- 1923 Selznick Pictures film with Lew Cody as Rupert, turning the tragic ending on its head: Flavia abdicates to marry Rassendyll, and Ruritania is declared a republic).
- A spoof version, Rupert of Hee Haw, was released in 1924. Stan Laurel plays an alcoholic king, whose queen, Mae Laurel, deposes and replaces him with an identical salesman named Rudolph Razz. Razz's manners are so uncourtly that a courtier, James Finlayson, challenges him to a duel. (See also Lord Haw-haw.)
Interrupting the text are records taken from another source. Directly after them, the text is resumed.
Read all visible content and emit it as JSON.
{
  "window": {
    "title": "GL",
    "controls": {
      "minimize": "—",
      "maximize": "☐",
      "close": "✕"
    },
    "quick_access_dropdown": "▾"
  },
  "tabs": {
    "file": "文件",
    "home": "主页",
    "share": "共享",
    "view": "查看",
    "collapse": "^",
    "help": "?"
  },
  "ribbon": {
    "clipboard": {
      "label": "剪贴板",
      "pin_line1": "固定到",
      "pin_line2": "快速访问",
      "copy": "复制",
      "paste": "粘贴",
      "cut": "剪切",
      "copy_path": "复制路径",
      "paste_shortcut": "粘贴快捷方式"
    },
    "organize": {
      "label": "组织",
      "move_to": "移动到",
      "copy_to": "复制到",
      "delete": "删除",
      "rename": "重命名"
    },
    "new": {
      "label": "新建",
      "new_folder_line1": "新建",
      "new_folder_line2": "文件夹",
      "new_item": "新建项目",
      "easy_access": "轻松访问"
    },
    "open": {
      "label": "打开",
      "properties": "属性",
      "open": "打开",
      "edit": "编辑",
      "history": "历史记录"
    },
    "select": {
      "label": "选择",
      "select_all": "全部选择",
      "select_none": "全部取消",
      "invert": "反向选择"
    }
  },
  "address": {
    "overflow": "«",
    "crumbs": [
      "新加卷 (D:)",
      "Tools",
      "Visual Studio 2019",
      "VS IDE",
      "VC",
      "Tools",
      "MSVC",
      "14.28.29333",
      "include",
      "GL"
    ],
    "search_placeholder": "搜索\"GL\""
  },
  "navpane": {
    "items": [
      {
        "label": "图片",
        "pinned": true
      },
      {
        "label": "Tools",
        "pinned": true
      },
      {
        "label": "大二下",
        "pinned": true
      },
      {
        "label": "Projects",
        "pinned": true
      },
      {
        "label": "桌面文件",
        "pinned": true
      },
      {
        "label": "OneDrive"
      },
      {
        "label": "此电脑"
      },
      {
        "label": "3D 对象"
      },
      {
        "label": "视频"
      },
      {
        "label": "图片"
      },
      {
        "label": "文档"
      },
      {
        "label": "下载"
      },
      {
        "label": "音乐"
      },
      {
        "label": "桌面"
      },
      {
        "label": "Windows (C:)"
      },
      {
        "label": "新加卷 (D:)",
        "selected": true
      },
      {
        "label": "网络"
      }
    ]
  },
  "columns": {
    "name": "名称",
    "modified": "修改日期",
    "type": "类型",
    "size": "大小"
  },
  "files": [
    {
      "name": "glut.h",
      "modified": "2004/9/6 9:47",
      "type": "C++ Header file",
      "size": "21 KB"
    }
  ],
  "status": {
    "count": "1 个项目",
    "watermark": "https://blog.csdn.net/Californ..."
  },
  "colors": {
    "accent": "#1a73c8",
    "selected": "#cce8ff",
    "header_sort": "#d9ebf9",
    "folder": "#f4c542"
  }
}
- A 1957 British TV movie Rupert of Hentzau starring John Westbrook as Rudolf Rassendyll/The King, Sarah Lawson as Queen Flavia, Robert Shaw as Rupert of Hentzau, Stanley Van Beers as Colonel Sapt, Maurice Kaufmann as Fritz von Tarlenheim, Jennifer Wright as Helga von Tarlenheim, John Gabriel, Paul Eddington as the Count Luzau-Rischenheim, Jeremy Burnham as Lieutenant Bernenstein, Diana Lamnert as Rosa Holf, Meadows White as James and Margery Caldicott as Mother Holf.
- A 1964 British television series Rupert of Hentzau starring George Baker as Rudolf Rassendyl/The King, Barbara Shelley as Queen Flavia, Peter Wyngarde as Rupert of Hentzau, John Phillips as Colonel Sapt (renamed Zapt), Tristram Jellinek as Fritz von Tarlenheim, Derek Blomfield as the Count of Luzau-Rischenheim, John Breslin as Bauer and Mark Burns as Lieutenant Bernenstein. All six episodes are now lost.
David O. Selznick considered making a film version of the novel, as a follow-up to his hugely successful 1937 film of The Prisoner of Zenda, using again Douglas Fairbanks Jr. He decided not to because of the tragic subject matter and his commitment to filming Gone with the Wind. The 1923 silent film version had been produced by his father, Lewis J. Selznick, and his brother, Myron Selznick.
- Contento, William G. "Rupert of Hentzau". The FictionMags Index. Retrieved June 13, 2020.
- "Dramatic and Musical; Rudolf and Flavia Again; "Rupert of Hentzau" at the Lyceum". The New York Times. April 11, 1899. Retrieved June 30, 2018.
- "Rupert of Hentzau". Internet Broadway Database. Retrieved June 30, 2018.
|Wikimedia Commons has media related to Rupert of Hentzau.|